Although Trump accuses Democrats of having launched a war on coal, the real culprits in terms of coal’s declining demand are market forces, e.g., the price of alternatives, about which even coal-state Republicans have shown little genuine interest in overriding. Having promised renewed prosperity to coal country conservatives, Trump is now on the hook to deliver. These are, after all, his peeps.
Dan Levitan argues in the New Republic that Republican deniers of climate change, who are now on the side of the “angels,” don’t deserve redemption by Democrats unless they own-up to the harms they’ve caused by their earlier denials. Prompting Levitan to write his article was the testimony of Republican pollster Frank Luntz before the Senate Democrats’ Special Committee on the Climate Crisis.
Luntz’s invitation was issued by the chair of the Committee, Senator Brian Schatz (D-HI). Unlike the House Select Committee on the Climate Crisis, the Senate group is not a Senate sanctioned organization. It is a self-selecting group of Democratic senators that, according to their web-site, want to examine how climate change is affecting the country and the planet and to mobilize action and support for bold climate solutions. To achieve their goal the Committee is planning to convene a series of hearings through 2019 and 2020 to gather expert testimony from a wide variety of witnesses.
The July 25th hearing was entitled “The Right Thing to Do: Conservatives for Climate Action.” Joining Luntz as witnesses were Kera O’Brien Vice President, Students for Carbon Dividends and Nick Huey, founder of the Climate Campaign and a member of the Utah Chapter of the Citizens’ Climate Lobby. Both O’Brien and Huey are young conservative Republicans who believe that carbon needs to be taxed.
I have an Article 2 where I have the right to do whatever I want as president
-- Donald Trump
Time is the dearest resource we have in the fight to combat Earth’s warming. Whether there is time enough to avoid the harsh economic and environmental consequences waiting beyond the 1.5 degree Celsius threshold scientists warn is a point of no return mostly depends on what the US and the other nations of the world choose to do about the climate crisis and when they will choose to do it.
Time is the fixed element of the warming response equation.

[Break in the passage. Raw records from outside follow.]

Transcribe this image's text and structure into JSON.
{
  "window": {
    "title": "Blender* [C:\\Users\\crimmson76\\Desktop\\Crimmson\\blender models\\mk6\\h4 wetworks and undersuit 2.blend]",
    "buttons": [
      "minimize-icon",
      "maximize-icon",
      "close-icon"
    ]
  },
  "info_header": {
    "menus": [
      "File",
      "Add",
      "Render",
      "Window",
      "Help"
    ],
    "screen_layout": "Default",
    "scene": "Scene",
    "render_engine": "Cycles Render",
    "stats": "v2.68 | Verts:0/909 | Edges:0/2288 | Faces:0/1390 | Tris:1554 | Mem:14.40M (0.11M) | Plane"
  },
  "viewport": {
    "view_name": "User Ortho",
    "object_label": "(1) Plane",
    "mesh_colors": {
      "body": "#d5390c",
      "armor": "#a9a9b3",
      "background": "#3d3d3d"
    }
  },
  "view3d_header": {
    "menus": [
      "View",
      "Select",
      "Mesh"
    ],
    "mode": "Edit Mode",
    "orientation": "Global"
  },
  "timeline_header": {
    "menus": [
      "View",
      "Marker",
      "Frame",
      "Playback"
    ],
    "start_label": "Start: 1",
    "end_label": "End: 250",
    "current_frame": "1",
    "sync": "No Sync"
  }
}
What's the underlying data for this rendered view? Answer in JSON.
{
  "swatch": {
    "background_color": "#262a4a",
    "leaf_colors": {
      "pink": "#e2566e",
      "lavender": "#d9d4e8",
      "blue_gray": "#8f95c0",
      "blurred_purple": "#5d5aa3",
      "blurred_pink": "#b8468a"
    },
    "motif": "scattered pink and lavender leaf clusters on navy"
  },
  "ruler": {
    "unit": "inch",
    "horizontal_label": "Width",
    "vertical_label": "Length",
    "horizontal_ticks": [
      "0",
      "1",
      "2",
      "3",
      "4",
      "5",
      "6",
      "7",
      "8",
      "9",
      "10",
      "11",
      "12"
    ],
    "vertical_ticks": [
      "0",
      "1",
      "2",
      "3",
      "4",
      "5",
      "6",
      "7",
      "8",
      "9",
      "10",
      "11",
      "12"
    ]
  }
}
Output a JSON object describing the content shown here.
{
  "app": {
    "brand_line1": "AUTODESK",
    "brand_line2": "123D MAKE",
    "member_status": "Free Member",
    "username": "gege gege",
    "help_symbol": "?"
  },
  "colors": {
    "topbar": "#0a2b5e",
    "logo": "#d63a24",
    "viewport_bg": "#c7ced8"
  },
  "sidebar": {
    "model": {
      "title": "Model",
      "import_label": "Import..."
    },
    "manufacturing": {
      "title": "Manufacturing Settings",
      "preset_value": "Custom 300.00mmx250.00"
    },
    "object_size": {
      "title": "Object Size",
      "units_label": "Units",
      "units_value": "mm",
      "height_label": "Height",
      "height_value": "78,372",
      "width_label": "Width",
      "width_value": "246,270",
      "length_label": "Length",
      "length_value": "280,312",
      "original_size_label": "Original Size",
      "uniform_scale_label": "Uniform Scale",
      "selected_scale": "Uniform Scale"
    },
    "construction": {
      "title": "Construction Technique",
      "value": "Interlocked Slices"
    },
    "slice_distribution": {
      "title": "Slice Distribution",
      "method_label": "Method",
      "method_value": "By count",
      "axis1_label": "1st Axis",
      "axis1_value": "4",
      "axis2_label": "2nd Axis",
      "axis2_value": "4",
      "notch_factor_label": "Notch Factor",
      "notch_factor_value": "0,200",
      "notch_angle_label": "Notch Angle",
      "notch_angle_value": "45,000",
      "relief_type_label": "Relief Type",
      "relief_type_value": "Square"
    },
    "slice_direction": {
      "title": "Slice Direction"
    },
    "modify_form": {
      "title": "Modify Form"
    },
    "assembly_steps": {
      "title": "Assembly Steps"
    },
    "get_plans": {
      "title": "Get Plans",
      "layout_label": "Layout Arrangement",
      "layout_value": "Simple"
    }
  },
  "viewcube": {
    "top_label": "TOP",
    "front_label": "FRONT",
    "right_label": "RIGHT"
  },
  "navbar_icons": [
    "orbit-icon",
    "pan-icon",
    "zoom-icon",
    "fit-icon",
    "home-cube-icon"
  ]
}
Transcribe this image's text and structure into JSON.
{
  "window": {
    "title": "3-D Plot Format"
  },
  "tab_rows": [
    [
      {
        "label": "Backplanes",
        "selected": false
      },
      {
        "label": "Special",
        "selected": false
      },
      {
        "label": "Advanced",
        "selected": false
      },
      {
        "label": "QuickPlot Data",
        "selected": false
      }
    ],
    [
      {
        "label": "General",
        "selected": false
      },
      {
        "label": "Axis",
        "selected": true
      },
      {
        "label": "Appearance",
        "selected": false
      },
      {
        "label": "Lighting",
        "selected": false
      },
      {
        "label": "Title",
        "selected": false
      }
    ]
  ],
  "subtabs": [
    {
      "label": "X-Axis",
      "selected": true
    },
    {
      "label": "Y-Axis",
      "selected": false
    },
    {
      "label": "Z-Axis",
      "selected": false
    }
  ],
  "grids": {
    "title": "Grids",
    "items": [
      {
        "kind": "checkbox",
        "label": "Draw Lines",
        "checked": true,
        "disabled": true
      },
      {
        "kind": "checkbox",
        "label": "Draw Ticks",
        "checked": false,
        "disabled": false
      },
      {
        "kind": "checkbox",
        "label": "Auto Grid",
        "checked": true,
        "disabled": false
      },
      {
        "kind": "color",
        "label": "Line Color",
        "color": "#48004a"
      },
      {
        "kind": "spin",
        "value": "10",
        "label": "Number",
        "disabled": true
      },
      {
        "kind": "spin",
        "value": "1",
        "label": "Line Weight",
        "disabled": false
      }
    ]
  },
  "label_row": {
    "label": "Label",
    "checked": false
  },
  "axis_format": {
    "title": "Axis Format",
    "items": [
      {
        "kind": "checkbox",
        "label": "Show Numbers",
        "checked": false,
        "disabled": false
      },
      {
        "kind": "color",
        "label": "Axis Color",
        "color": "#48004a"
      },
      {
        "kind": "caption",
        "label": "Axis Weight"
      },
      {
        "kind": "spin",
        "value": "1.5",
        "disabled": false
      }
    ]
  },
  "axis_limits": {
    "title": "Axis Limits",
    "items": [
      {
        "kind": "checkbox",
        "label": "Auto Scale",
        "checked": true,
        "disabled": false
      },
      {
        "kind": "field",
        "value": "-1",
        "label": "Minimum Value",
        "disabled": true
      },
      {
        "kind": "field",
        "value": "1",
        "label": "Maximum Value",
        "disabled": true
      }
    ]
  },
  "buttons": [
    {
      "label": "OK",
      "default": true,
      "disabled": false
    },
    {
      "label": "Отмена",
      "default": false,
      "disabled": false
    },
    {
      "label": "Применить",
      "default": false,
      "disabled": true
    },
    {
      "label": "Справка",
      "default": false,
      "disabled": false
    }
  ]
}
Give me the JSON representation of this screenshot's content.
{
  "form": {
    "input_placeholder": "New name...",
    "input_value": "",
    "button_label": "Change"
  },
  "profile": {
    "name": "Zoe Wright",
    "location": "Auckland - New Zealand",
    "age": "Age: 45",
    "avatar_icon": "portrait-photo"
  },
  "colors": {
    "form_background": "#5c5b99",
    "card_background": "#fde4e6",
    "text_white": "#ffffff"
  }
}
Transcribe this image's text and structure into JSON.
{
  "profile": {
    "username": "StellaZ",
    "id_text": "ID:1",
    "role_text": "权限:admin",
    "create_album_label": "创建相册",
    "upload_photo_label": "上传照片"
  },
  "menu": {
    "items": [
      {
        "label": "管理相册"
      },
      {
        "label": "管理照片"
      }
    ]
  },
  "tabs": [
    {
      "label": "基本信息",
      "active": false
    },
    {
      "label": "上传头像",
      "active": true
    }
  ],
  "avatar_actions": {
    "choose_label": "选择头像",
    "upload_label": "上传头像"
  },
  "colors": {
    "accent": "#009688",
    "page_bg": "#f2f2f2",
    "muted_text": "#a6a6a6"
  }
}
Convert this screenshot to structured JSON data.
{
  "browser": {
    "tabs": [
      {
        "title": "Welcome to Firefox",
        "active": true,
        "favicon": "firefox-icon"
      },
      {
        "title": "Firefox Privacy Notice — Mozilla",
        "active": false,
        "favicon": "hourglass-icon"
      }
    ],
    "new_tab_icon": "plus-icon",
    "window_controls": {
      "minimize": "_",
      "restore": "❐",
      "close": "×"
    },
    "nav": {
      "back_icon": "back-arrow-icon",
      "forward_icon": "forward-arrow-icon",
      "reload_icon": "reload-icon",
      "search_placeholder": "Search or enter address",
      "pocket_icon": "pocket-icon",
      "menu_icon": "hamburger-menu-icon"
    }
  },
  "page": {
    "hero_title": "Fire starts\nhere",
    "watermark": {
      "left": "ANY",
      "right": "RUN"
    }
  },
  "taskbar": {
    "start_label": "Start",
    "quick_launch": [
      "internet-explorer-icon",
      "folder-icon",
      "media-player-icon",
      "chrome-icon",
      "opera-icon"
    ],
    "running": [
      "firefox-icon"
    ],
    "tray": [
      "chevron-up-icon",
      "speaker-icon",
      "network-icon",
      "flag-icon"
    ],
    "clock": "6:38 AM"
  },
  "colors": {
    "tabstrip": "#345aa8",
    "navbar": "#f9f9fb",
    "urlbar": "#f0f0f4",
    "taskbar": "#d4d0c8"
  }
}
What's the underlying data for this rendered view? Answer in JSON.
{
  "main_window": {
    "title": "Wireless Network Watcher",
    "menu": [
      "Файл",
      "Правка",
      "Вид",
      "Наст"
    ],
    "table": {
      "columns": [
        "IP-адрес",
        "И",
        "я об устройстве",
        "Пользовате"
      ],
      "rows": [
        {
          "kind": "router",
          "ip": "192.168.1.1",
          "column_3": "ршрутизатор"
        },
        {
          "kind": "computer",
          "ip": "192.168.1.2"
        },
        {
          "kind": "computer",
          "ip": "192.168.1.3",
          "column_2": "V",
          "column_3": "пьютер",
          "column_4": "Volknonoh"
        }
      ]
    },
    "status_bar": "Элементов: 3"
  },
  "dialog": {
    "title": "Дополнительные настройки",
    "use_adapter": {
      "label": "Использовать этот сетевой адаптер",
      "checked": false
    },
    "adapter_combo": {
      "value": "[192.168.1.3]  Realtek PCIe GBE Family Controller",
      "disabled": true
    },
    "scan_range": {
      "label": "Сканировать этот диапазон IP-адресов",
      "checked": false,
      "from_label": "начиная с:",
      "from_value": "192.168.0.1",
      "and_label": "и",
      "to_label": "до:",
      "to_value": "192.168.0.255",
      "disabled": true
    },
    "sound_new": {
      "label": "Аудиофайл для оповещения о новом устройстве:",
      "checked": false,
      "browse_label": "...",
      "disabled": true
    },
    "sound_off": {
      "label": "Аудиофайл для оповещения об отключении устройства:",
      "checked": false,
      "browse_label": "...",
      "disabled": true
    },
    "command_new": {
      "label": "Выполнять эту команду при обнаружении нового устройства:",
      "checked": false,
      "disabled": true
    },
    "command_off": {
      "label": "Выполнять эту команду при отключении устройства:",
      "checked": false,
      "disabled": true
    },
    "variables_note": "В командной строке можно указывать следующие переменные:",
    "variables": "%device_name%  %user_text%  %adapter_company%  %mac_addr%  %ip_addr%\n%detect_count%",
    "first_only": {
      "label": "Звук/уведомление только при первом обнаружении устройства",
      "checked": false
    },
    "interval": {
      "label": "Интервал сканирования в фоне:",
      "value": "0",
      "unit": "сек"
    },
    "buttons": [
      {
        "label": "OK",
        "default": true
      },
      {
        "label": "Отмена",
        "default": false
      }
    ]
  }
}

It can neither be manufactured nor stopped. Idle time can’t be saved in a rainy-day account or the loose change jar on your dresser to be used later.
Although time past can’t be retrieved, tomorrow’s time can be mortgaged—as it has been by Trump’s efforts to deregulate the nation’s environment and continue its addiction to fossil fuels.
Undoing the damage done by Trump to the environment and the regulatory framework that protects it will prove more difficult—certainly more time consuming—than moderate and progressive climate defenders imply in their various green policy proposals.
The way forward for any climate defense plan—moderate or progressive—is going to be cluttered with the refuse of the Trump administration, e.g., rolled back regulations, extant lawsuits, the lost government offices and programs needed to implement a pro-environment agenda. Cleaning up what Trump and company will leave in their wake is going to take time, as will putting in place a comprehensive climate defense plan.
Joel B. Stronberg
Joel Stronberg, MS, JD., of The JBS Group is a veteran clean energy policy analyst with over 30 years’ experience, based in Washington, DC.